Is history repeating itself? Once more the June jobs numbers don’t look so good, but once more they will probably be misleading. Because, once more, it looks like the so-called seasonal adjustments (SA) are overestimating the summer jobs totals that would be normal with a robust economy, but not this one.
The June employment numbers weren’t much better than May, which was “horrible," according to Ian Shepherdson, chief economist at High Frequency Economics, if you remember. The unemployment rate held at 8.2 percent, with just 80,000 payroll jobs created, vs. the 77,000 created in May, revised up from an initial 69,000 May payrolls increase.
But once again, we may see more upward revisions to job creation in coming months. Why? Because the ‘seasonal adjustments’ seem way out of wack. For instance, June nonfarm payrolls actually rose 391,000 before their seasonal adjustment. And the actual adjustment was a subtraction of 1,028,000 from actual jobs created, the estimate of ‘normal’ increases from summer employment of students and the like. In other words, the SA only counts the number above what should be normal job formation for June.
The Household Survey that includes self-employed fared no better with the seasonal adjustment. Actually 475,000 more jobs were created in June than May before the adjustment, and just 128,000 was the net increase afterward. The total seasonal adjustment was a subtraction of 787,000 jobs, meaning 787,000 jobs were subtracted from the actual job total for June.
Graph: Calculated Risk
We have been here before, as I’ve said. Last summer’s scare came when the Bureau of Labor Management had to revise from 0 to 57,000 jobs created in August, and added an additional 42,000 payroll jobs in July when revised. This was because the so-called seasonal adjustments were overestimated then, also. This recovery has been tepid at best. There was another first quarter spurt in hiring as last year, then not much job creation in summer. So once again, the seasonal adjustment seems excessive, and will surely be scaled back as with last year, adding more jobs after the fact.
One concrete reason I believe jobs numbers will be revised upward is June average hourly earnings improved to a 0.3 percent boost from 0.2 percent in May, in the Establishment Survey. And two leading indicators for hiring were up. First, the average workweek edged up to 34.5 hours from 34.4 in May. Second, temp workers were up 25,000 after a 19,000 boost in May.
Meanwhile, both the industrial and service sectors were basically unchanged. The ISM non-manufacturing composite headline index slipped to 52.1 versus 53.7 in May but it's still safely above the 50 level under which monthly contraction is indicated. The new orders index is the most important component and it posted at 53.3, compared to 55.5 the prior month, probably because May had a large surge in new orders. Export orders fell in the month which is no surprise given troubles in Europe and China, as did total backlog orders, said Econoday.
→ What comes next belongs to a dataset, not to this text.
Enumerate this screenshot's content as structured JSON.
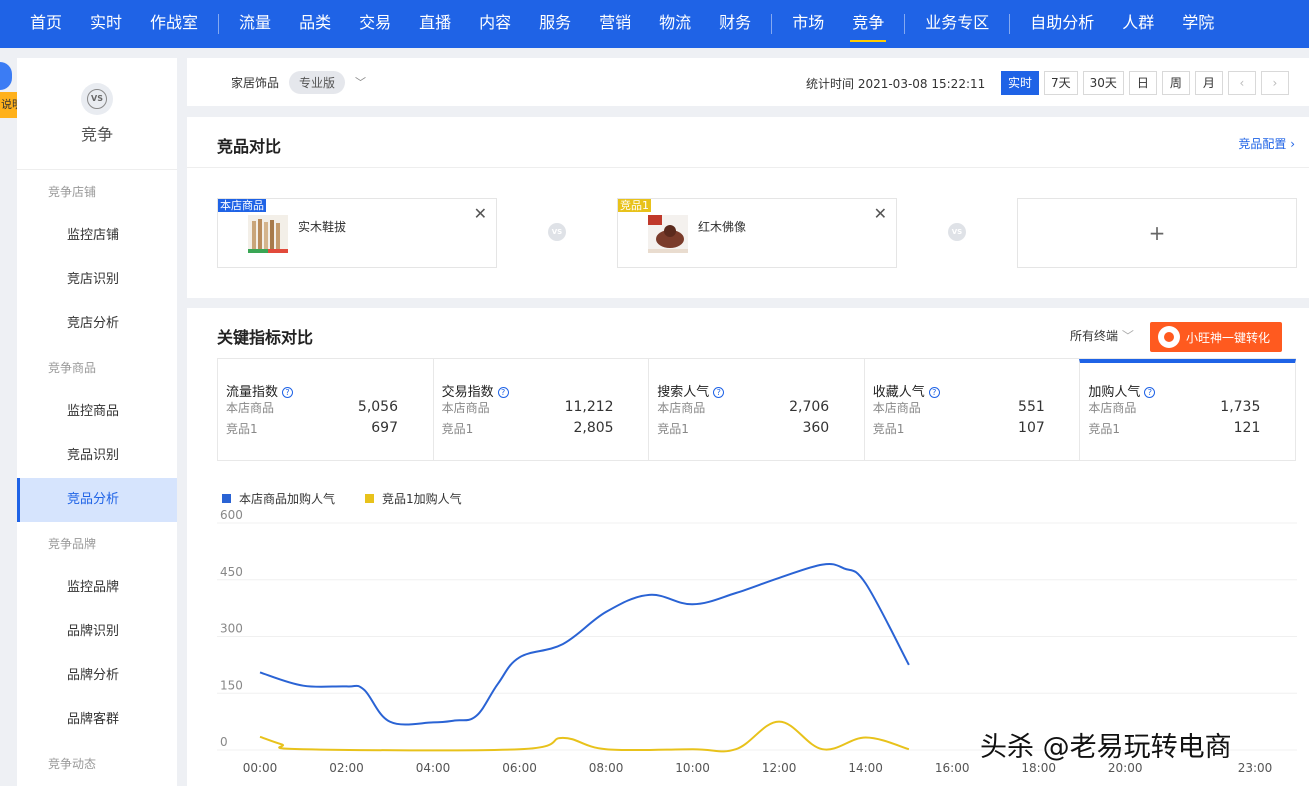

However, the ISM's manufacturing index showed contraction in June for the first time since July 2009, declining to 49.9 (breakeven at 50) from 53.5 in May. Forward momentum hit the wall at the new orders index, at 47.8 in June versus a huge 60.1 the month before. It showed contraction for the first time since April 2009 and the degree of the decline was the steepest since October 2001, but the large drop is suspicious, as the factory orders component rose more than expected. For what it’s worth, said Econoday, the October 2001 drop in orders was followed by an almost equal rebound the next month and was above the pre-drop level the second month afterwards.
What to make of all this? Consumer Credit jumped 8 percent in May, the largest rise in borrowing since 2007 and the boom years, according to the Federal Reserve. So consumer spending will rise in coming months, the main engine of growth in our economy. That may be why construction spending is surging, another indicator that real estate is finally on the recovery.
Construction spending jumped 0.9 percent in May, following a 0.6 percent gain in April. The increase in May was led by private residential outlays which increased 3.0 percent after a 1.7 percent boost in April. The new multifamily subcomponent showed the greatest strength but the new single-family subcomponent also was notably positive. On a year-ago basis, overall construction stood at up 7.0 percent in May.
So because the seasonally adjusted numbers are notoriously inexact, we cannot be sure that an economic slowdown is even happening. It could be the seasonal fluctuations that are normal for any business cycle, as we said last month. I would venture that we might see upward revisions of some 50,000 per month in nonfarm payrolls, if precedent holds and history repeats itself.
Harlan Green © 2012